BEGIN SOURCE INFORMATION

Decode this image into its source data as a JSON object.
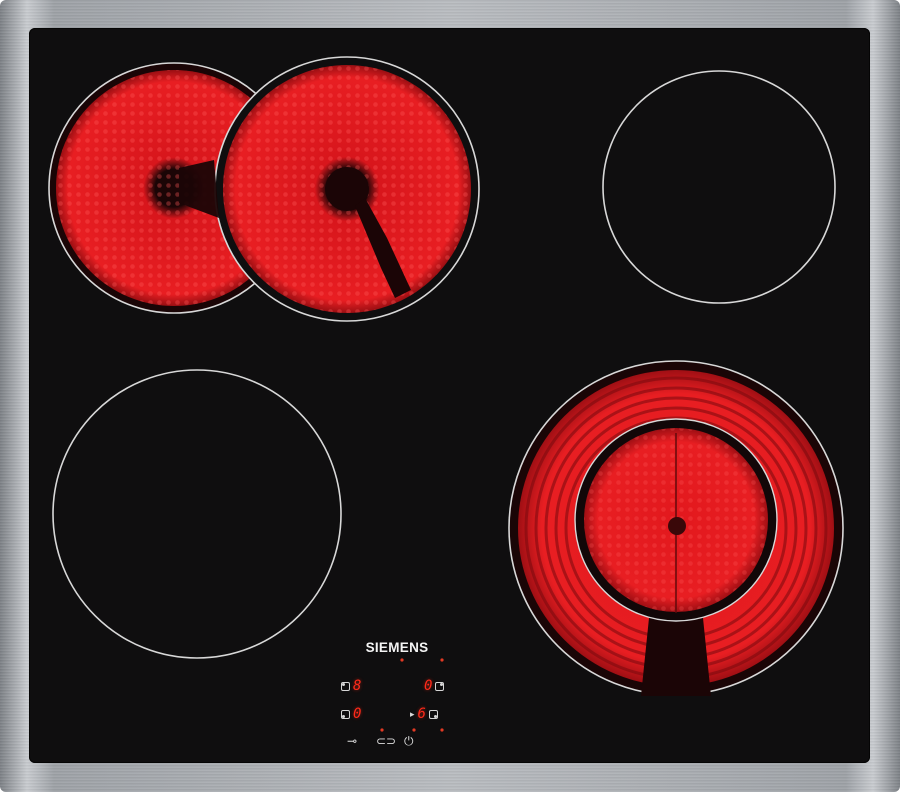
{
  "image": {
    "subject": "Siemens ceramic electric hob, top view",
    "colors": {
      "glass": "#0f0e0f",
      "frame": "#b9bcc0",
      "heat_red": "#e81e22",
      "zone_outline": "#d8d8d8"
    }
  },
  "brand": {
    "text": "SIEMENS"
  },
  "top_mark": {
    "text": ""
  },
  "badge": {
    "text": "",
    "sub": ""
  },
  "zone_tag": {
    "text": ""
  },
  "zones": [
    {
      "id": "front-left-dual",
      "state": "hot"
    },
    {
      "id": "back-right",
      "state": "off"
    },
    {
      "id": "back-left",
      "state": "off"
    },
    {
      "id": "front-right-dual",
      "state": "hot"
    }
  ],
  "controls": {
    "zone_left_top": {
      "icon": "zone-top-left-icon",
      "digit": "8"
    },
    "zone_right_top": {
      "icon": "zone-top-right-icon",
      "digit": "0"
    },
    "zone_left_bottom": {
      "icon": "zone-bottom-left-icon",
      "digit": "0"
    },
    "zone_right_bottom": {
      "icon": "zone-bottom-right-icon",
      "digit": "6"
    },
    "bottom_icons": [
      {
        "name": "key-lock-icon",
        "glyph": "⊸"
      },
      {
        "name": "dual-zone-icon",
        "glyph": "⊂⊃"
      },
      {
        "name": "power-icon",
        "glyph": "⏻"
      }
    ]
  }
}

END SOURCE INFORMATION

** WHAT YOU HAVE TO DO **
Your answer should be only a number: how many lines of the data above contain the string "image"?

** SOLUTION **
2